“The closer you are to the truth, the harder it is talk about it”
Loyalty is the debut play from Sarah Helm, a journalist and author who also happens to be the wife of Jonathan Powell, who was Tony Blair’s chief of staff. This privileged position made her an intimate witness to the weeks leading up to the 2003 invasion which she opposed and it is that that she has developed into this work – described as ‘a fictionalised memoir’ – of the struggle of a chief of staff Nick to balance the personal and political as he advises a Prime Minister named Tony who is edging closer to invading Iraq with an American President named George whilst ignoring his own conscience and the stridently vocal objections of his wife Laura. But it is fiction remember, at least some of the names are different…
The first half is genuinely excellent. Helm locates it firmly in the Stockwell home of Nick and Laura and we become observers along with Laura and her trusty notepad as Nick is involved with phone calls between the Prime Minister and figures of global importance discussing highly sensitive matters which we overhear. How this refracts back through their daily life is endlessly fascinating: the top secret documents just lying around the house, her frustrations at not being able to write about these things, the tensions caused by her friendship with an ex who just happens to be a journalist, the casualness with which he discusses the PM with their Polish au pair, even the level of security necessary in their home, the level of detailing is just undeniably authentic and convincing. And Maxine Peake as Laura anchors the play with an exceptional performance.
As a memoir, Laura oftens addresses the audience directly, looking back from some unspecified moment, and Peake delivers these with a grounded matter-of-factness and with a delightfully convivial tone as we are taken into her confidence. And in a wonderful moment I wish the Whingers would see, she gets out her piping bag and decorates her child’s birthday cake though they’d probably object to the licking of the spoon. She is matched excellently with Lloyd Owen’s harried Nick, trying to be all things to all people and trying to keep a steady hand on the tiller at an unimaginably difficult time. Ed Hall’s production adopts a small thrust at the Hampstead so that even though the stage is quite large, there is a cosy domestic feel here just right for the numerous scenes at they discuss things in bed (though equally exposing a few random details, a distractingly large hole in his sock, her putting on a baffling extra layer of nightwear!) the personal and political inextricably intertwined at a fascinating point in recent history, given a most relatable context.

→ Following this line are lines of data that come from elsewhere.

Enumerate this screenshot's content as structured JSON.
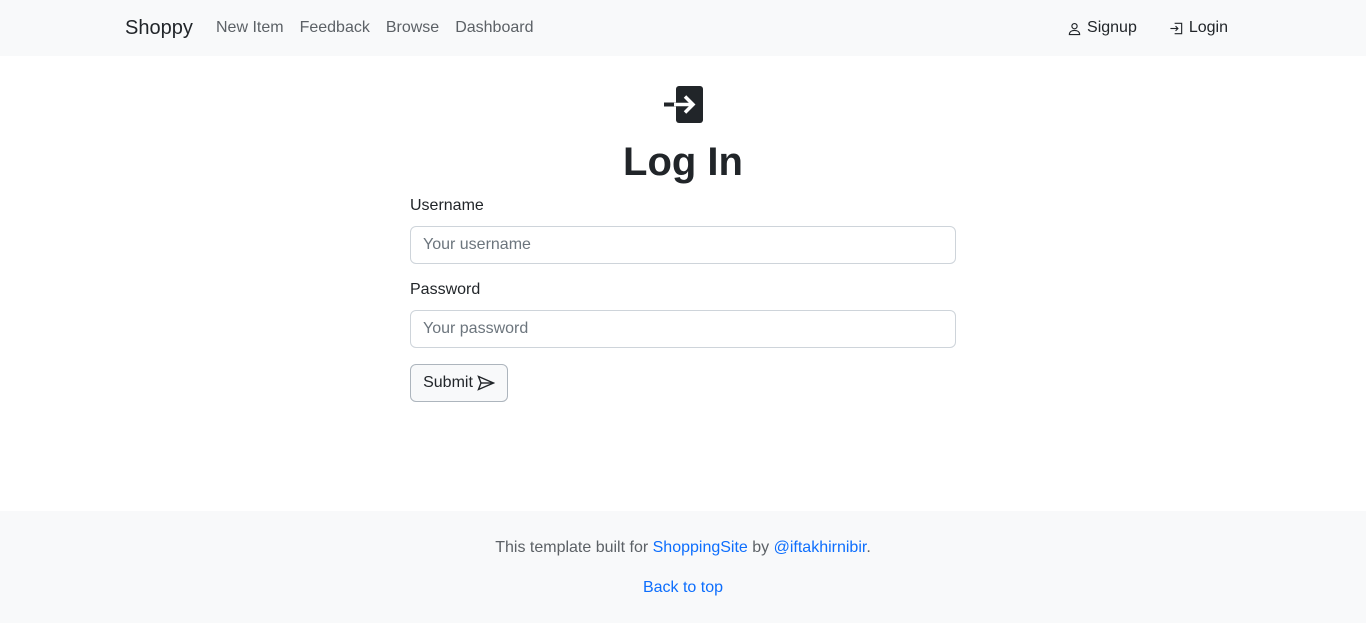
{
  "navbar": {
    "brand": "Shoppy",
    "links": [
      "New Item",
      "Feedback",
      "Browse",
      "Dashboard"
    ],
    "right": [
      {
        "label": "Signup",
        "icon": "person-icon"
      },
      {
        "label": "Login",
        "icon": "login-icon"
      }
    ]
  },
  "main": {
    "icon": "box-arrow-in-right-icon",
    "title": "Log In",
    "username_label": "Username",
    "username_placeholder": "Your username",
    "password_label": "Password",
    "password_placeholder": "Your password",
    "submit_label": "Submit"
  },
  "footer": {
    "prefix": "This template built for ",
    "site_link": "ShoppingSite",
    "middle": " by ",
    "author_link": "@iftakhirnibir",
    "suffix": ".",
    "back_to_top": "Back to top"
  },
  "colors": {
    "navbar_bg": "#f8f9fa",
    "link": "#0d6efd",
    "text": "#212529"
  }
}
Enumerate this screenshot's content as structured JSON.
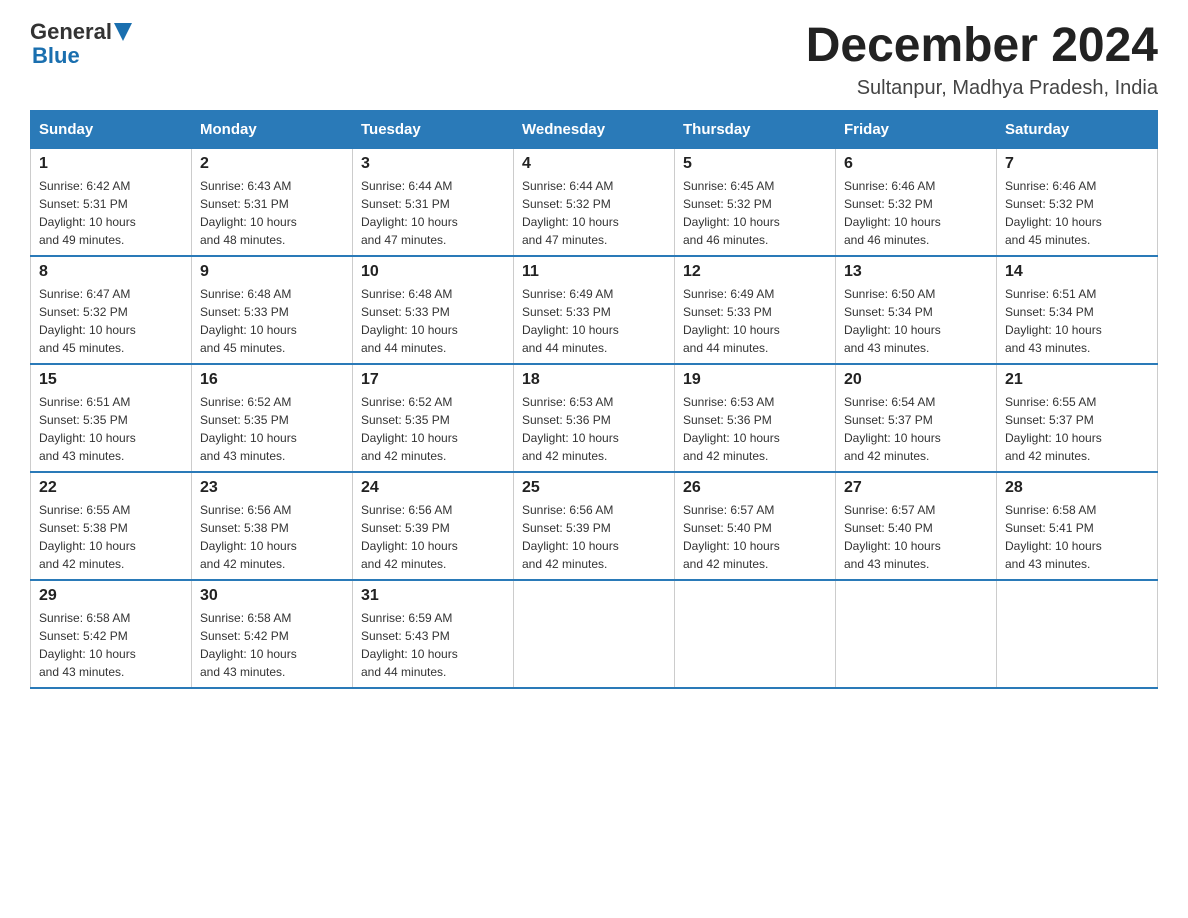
{
  "header": {
    "logo_general": "General",
    "logo_blue": "Blue",
    "month_title": "December 2024",
    "location": "Sultanpur, Madhya Pradesh, India"
  },
  "weekdays": [
    "Sunday",
    "Monday",
    "Tuesday",
    "Wednesday",
    "Thursday",
    "Friday",
    "Saturday"
  ],
  "weeks": [
    [
      {
        "day": "1",
        "sunrise": "6:42 AM",
        "sunset": "5:31 PM",
        "daylight": "10 hours and 49 minutes."
      },
      {
        "day": "2",
        "sunrise": "6:43 AM",
        "sunset": "5:31 PM",
        "daylight": "10 hours and 48 minutes."
      },
      {
        "day": "3",
        "sunrise": "6:44 AM",
        "sunset": "5:31 PM",
        "daylight": "10 hours and 47 minutes."
      },
      {
        "day": "4",
        "sunrise": "6:44 AM",
        "sunset": "5:32 PM",
        "daylight": "10 hours and 47 minutes."
      },
      {
        "day": "5",
        "sunrise": "6:45 AM",
        "sunset": "5:32 PM",
        "daylight": "10 hours and 46 minutes."
      },
      {
        "day": "6",
        "sunrise": "6:46 AM",
        "sunset": "5:32 PM",
        "daylight": "10 hours and 46 minutes."
      },
      {
        "day": "7",
        "sunrise": "6:46 AM",
        "sunset": "5:32 PM",
        "daylight": "10 hours and 45 minutes."
      }
    ],
    [
      {
        "day": "8",
        "sunrise": "6:47 AM",
        "sunset": "5:32 PM",
        "daylight": "10 hours and 45 minutes."
      },
      {
        "day": "9",
        "sunrise": "6:48 AM",
        "sunset": "5:33 PM",
        "daylight": "10 hours and 45 minutes."
      },
      {
        "day": "10",
        "sunrise": "6:48 AM",
        "sunset": "5:33 PM",
        "daylight": "10 hours and 44 minutes."
      },
      {
        "day": "11",
        "sunrise": "6:49 AM",
        "sunset": "5:33 PM",
        "daylight": "10 hours and 44 minutes."
      },
      {
        "day": "12",
        "sunrise": "6:49 AM",
        "sunset": "5:33 PM",
        "daylight": "10 hours and 44 minutes."
      },
      {
        "day": "13",
        "sunrise": "6:50 AM",
        "sunset": "5:34 PM",
        "daylight": "10 hours and 43 minutes."
      },
      {
        "day": "14",
        "sunrise": "6:51 AM",
        "sunset": "5:34 PM",
        "daylight": "10 hours and 43 minutes."
      }
    ],
    [
      {
        "day": "15",
        "sunrise": "6:51 AM",
        "sunset": "5:35 PM",
        "daylight": "10 hours and 43 minutes."
      },
      {
        "day": "16",
        "sunrise": "6:52 AM",
        "sunset": "5:35 PM",
        "daylight": "10 hours and 43 minutes."
      },
      {
        "day": "17",
        "sunrise": "6:52 AM",
        "sunset": "5:35 PM",
        "daylight": "10 hours and 42 minutes."
      },
      {
        "day": "18",
        "sunrise": "6:53 AM",
        "sunset": "5:36 PM",
        "daylight": "10 hours and 42 minutes."
      },
      {
        "day": "19",
        "sunrise": "6:53 AM",
        "sunset": "5:36 PM",
        "daylight": "10 hours and 42 minutes."
      },
      {
        "day": "20",
        "sunrise": "6:54 AM",
        "sunset": "5:37 PM",
        "daylight": "10 hours and 42 minutes."
      },
      {
        "day": "21",
        "sunrise": "6:55 AM",
        "sunset": "5:37 PM",
        "daylight": "10 hours and 42 minutes."
      }
    ],
    [
      {
        "day": "22",
        "sunrise": "6:55 AM",
        "sunset": "5:38 PM",
        "daylight": "10 hours and 42 minutes."
      },
      {
        "day": "23",
        "sunrise": "6:56 AM",
        "sunset": "5:38 PM",
        "daylight": "10 hours and 42 minutes."
      },
      {
        "day": "24",
        "sunrise": "6:56 AM",
        "sunset": "5:39 PM",
        "daylight": "10 hours and 42 minutes."
      },
      {
        "day": "25",
        "sunrise": "6:56 AM",
        "sunset": "5:39 PM",
        "daylight": "10 hours and 42 minutes."
      },
      {
        "day": "26",
        "sunrise": "6:57 AM",
        "sunset": "5:40 PM",
        "daylight": "10 hours and 42 minutes."
      },
      {
        "day": "27",
        "sunrise": "6:57 AM",
        "sunset": "5:40 PM",
        "daylight": "10 hours and 43 minutes."
      },
      {
        "day": "28",
        "sunrise": "6:58 AM",
        "sunset": "5:41 PM",
        "daylight": "10 hours and 43 minutes."
      }
    ],
    [
      {
        "day": "29",
        "sunrise": "6:58 AM",
        "sunset": "5:42 PM",
        "daylight": "10 hours and 43 minutes."
      },
      {
        "day": "30",
        "sunrise": "6:58 AM",
        "sunset": "5:42 PM",
        "daylight": "10 hours and 43 minutes."
      },
      {
        "day": "31",
        "sunrise": "6:59 AM",
        "sunset": "5:43 PM",
        "daylight": "10 hours and 44 minutes."
      },
      null,
      null,
      null,
      null
    ]
  ],
  "labels": {
    "sunrise_prefix": "Sunrise: ",
    "sunset_prefix": "Sunset: ",
    "daylight_prefix": "Daylight: "
  }
}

It’s a shame then that the second half eschews this to move to Downing Street and become something much more of a conventional drama. The focus shifts to the Prime Minister as invasion looms ever closer, looking at his strained relationship with the intelligence services and the major problems posed by the questionable legitimacy of one of their major sources who’d confirmed the presence of WMD. Helm manages to wangle Laura into Downing Street for this second half, but it is tenuously done she’s very much reduced to a passive role here. Consequently, the show loses some of its vitality – it still remains entertaining – but it doesn’t match up to the inventiveness of the opening act.
And because the play occupies a funny territory between fact and fiction, I couldn’t help but feel uneasy at times with the way Helm writes. There’s a sense of score-settling that rears its head every so often, made all the more plain by the use of real names, so there’s a dig at ‘Cherie’ a propos of nothing and the simmering resentment at ‘Tony’ manifests itself in a number of tiny details, none of them flattering yet all designed to cement his place as the villain of the piece: the excuse of fictionalisation doesn’t really wash here and Patrick Baladi’s performance caught between a serious portrayal and an almost spoof-like approach. That this is contrasted with the virtual sainthood of ‘Laura’, an unflagging champion for the truth, stuck in the craw a little; the much needed hit of ambiguity as far as Nick’s character is concerned, acknowledging the murky complexity of having to actually deal with the reality of global politics, comes far too late for my liking.
Personally I couldn’t escape the sense that the absolute moral certainty that accompanies much of Laura’s rhetoric comes with a huge dollop of hindsight, with full view of the ongoing horrendous consequences of the decision to invade. Was it really just as simple as saying no? Was that actually a realistic proposition for someone shouldering such a responsibility as opposed to someone just sitting in their kitchen? I wish Helm had investigated these points a little more, but I suppose that is more about my personal views on the subject. As it is, Loyalty offers a highly enjoyable opportunity to revisit your own.